2.3 Use the carbon tax to fund transit rather than development
The carbon tax should not be revenue-neutral. The carbon tax is a stable source of funding (unlike real estate) that is expected to collect $546 million this fiscal year and $2.27 billion over the next three years combined.
TransLink is asking for $450 million for its highest level of transportation investment, so if the carbon tax is used for transit, there would be stable funding without having to use real estate development, property taxes or increased fares at all.
2.4 Use a vehicle levy to encourage low emission vehicles
Another example of polluter-pay sources could be a vehicle levy that is variable based on fuel efficiency.
2.5 TransLink should be limited to authority for transportation only
TransLink’s expertise is in providing transportation systems, not in developing communities.
Its mandate should be restricted to designing and building transportation only, not to controlling density and development to suit transportation funding targets, which is a conflict of interest.
Communities have a broad range of issues other than transit that must be considered, such as amenities, district energy, affordable housing, rentals, neighbourhood character, heritage, schools, parks, community centres, libraries, theatres, and the arts, which are outside TransLink’s areas of expertise.
Community development should be under the sole jurisdiction of communities and their directly elected municipal representatives, rather than under regional control.
2.6 The appropriate role for the region is to restrict and contain growth from sprawling
A balance of policies is needed in order to create a sustainable region. Policies are needed that address restrictions to contain growth, which should be controlled at the regional/provincial level; policies are also needed that encourage new development to increase density close to transit and services, which should be wholly under municipal jurisdiction.
Municipalities have an economic incentive to broaden their tax base through development, so there needs to be regional oversight to contain growth from sprawling into green zones and industrial areas.
But the region should not have authority over development policy regulation that increases density within municipal boundaries--only in the enforcement of restrictive containment policies.
However, the Metro 2040 Regional Growth Strategy does not adequately protect green zones, and also provides too much regional control over municipal official community plans.
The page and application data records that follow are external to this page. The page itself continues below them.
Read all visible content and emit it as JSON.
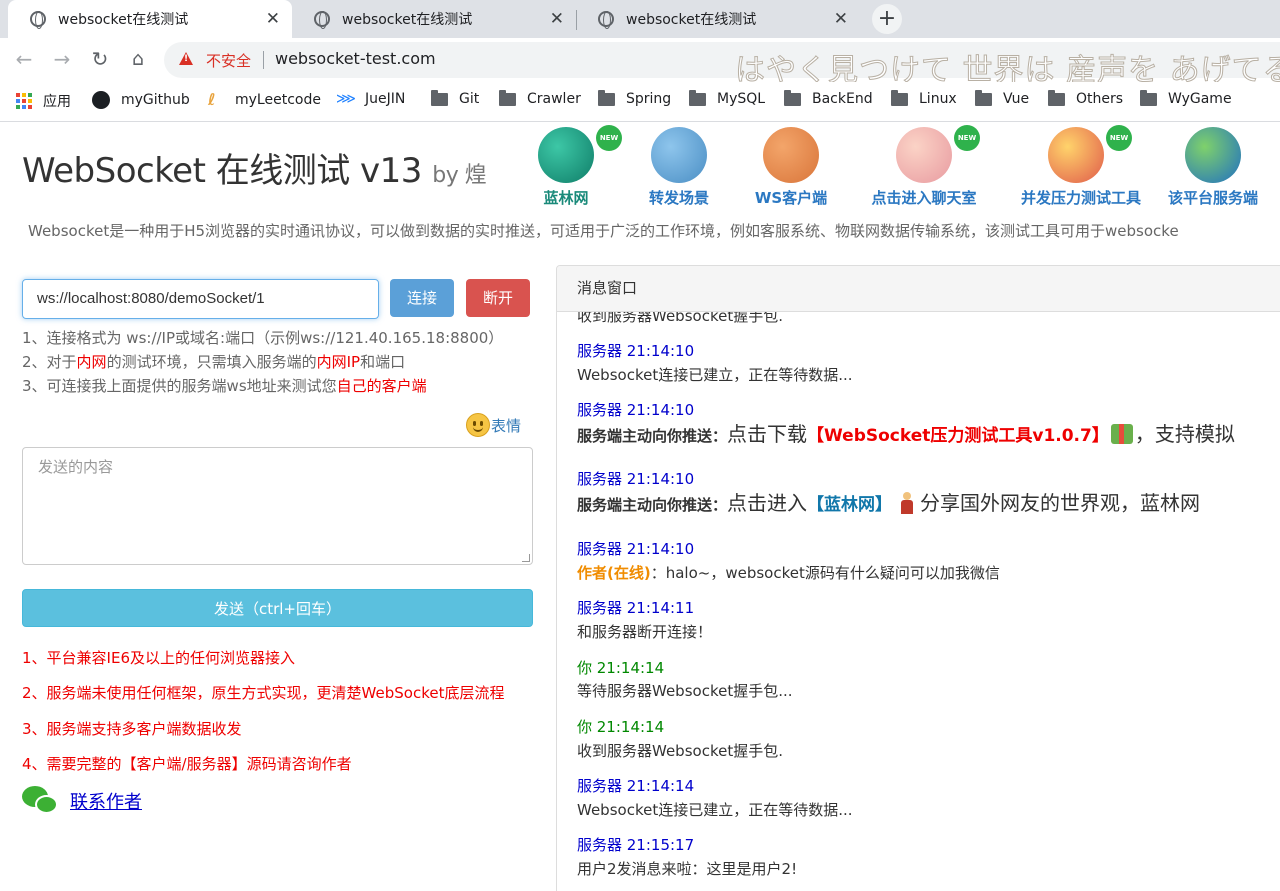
{
  "browser": {
    "tabs": [
      {
        "title": "websocket在线测试",
        "active": true
      },
      {
        "title": "websocket在线测试",
        "active": false
      },
      {
        "title": "websocket在线测试",
        "active": false
      }
    ],
    "new_tab": "+",
    "close_glyph": "✕",
    "security_label": "不安全",
    "url": "websocket-test.com",
    "overlay_text": "はやく見つけて 世界は 産声を あげてる",
    "bookmarks": [
      "应用",
      "myGithub",
      "myLeetcode",
      "JueJIN",
      "Git",
      "Crawler",
      "Spring",
      "MySQL",
      "BackEnd",
      "Linux",
      "Vue",
      "Others",
      "WyGame"
    ]
  },
  "header": {
    "title": "WebSocket 在线测试 v13",
    "by": "by 煌",
    "features": [
      {
        "label": "蓝林网",
        "icon": "globe-icon",
        "new": true,
        "color": "#1a8a7a"
      },
      {
        "label": "转发场景",
        "icon": "antenna-icon",
        "new": false,
        "color": "#2b78c2"
      },
      {
        "label": "WS客户端",
        "icon": "speaker-icon",
        "new": false,
        "color": "#2b78c2"
      },
      {
        "label": "点击进入聊天室",
        "icon": "chat-users-icon",
        "new": true,
        "color": "#2b78c2"
      },
      {
        "label": "并发压力测试工具",
        "icon": "pencil-ruler-icon",
        "new": true,
        "color": "#2b78c2"
      },
      {
        "label": "该平台服务端",
        "icon": "earth-icon",
        "new": false,
        "color": "#2b78c2"
      }
    ],
    "new_badge": "NEW",
    "description": "Websocket是一种用于H5浏览器的实时通讯协议，可以做到数据的实时推送，可适用于广泛的工作环境，例如客服系统、物联网数据传输系统，该测试工具可用于websocke"
  },
  "connect": {
    "ws_url": "ws://localhost:8080/demoSocket/1",
    "connect_label": "连接",
    "disconnect_label": "断开"
  },
  "hints": {
    "h1": "1、连接格式为 ws://IP或域名:端口（示例ws://121.40.165.18:8800）",
    "h2_a": "2、对于",
    "h2_b": "内网",
    "h2_c": "的测试环境，只需填入服务端的",
    "h2_d": "内网IP",
    "h2_e": "和端口",
    "h3_a": "3、可连接我上面提供的服务端ws地址来测试您",
    "h3_b": "自己的客户端"
  },
  "emoji_label": "表情",
  "send": {
    "placeholder": "发送的内容",
    "button": "发送（ctrl+回车）"
  },
  "notes": [
    "1、平台兼容IE6及以上的任何浏览器接入",
    "2、服务端未使用任何框架，原生方式实现，更清楚WebSocket底层流程",
    "3、服务端支持多客户端数据收发",
    "4、需要完整的【客户端/服务器】源码请咨询作者"
  ],
  "contact_label": "联系作者",
  "messages": {
    "header": "消息窗口",
    "m0": "收到服务器Websocket握手包.",
    "m1_who": "服务器 21:14:10",
    "m1_text": "Websocket连接已建立，正在等待数据...",
    "m2_who": "服务器 21:14:10",
    "m2_prefix": "服务端主动向你推送：",
    "m2_a": "点击下载",
    "m2_b": "【WebSocket压力测试工具v1.0.7】",
    "m2_c": "，支持模拟",
    "m3_who": "服务器 21:14:10",
    "m3_prefix": "服务端主动向你推送：",
    "m3_a": "点击进入",
    "m3_b": "【蓝林网】",
    "m3_c": "分享国外网友的世界观，蓝林网",
    "m4_who": "服务器 21:14:10",
    "m4_author": "作者(在线)",
    "m4_text": "：halo~，websocket源码有什么疑问可以加我微信",
    "m5_who": "服务器 21:14:11",
    "m5_text": "和服务器断开连接！",
    "m6_who": "你 21:14:14",
    "m6_text": "等待服务器Websocket握手包...",
    "m7_who": "你 21:14:14",
    "m7_text": "收到服务器Websocket握手包.",
    "m8_who": "服务器 21:14:14",
    "m8_text": "Websocket连接已建立，正在等待数据...",
    "m9_who": "服务器 21:15:17",
    "m9_text": "用户2发消息来啦：这里是用户2!"
  },
  "colors": {
    "accent_blue": "#337ab7",
    "danger": "#d9534f",
    "info": "#5bc0de",
    "server_name": "#0000cc",
    "you_name": "#008800",
    "author_name": "#f08c00"
  }
}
Provincial and regional control should be limited to protective policies for the absolute protection of green zones and qualified protection of industrial areas from non-industrial uses.
Under the Metro 2040 proposal, green zones would be more easily removed from protection. Exemptions from green zones should require unanimous support of the Metro Board, not just two-thirds support as proposed.
Also, the Urban Containment areas include some green zones, which allow them to be developed. So the Urban Containment boundaries should be adjusted to exclude all green zones from development, for example, in the UBC Endowment Lands and in West Vancouver.
2.7 Municipalities should manage real estate development and growth
The Metro 2040 plan should generally prescribe transit-oriented development to be close to transit or urban centres, rather than the proposed requirements of specific regional controls.
How and where transit-oriented development is implemented within municipal boundaries should be based on detailed community planning under the sole jurisdiction of the municipality.
Any increases in density rezoning should be done through accountable, local community processes that have municipal approval, independent of the province, region or TransLink.
Municipalities should not be held hostage to the proposed unsustainable, provincially controlled development-funded transit system based on a Hong Kong model.
Elizabeth Murphy has a background in development and urban land economics and has worked in the private sector, for the City of Vancouver, and for the Province of B.C.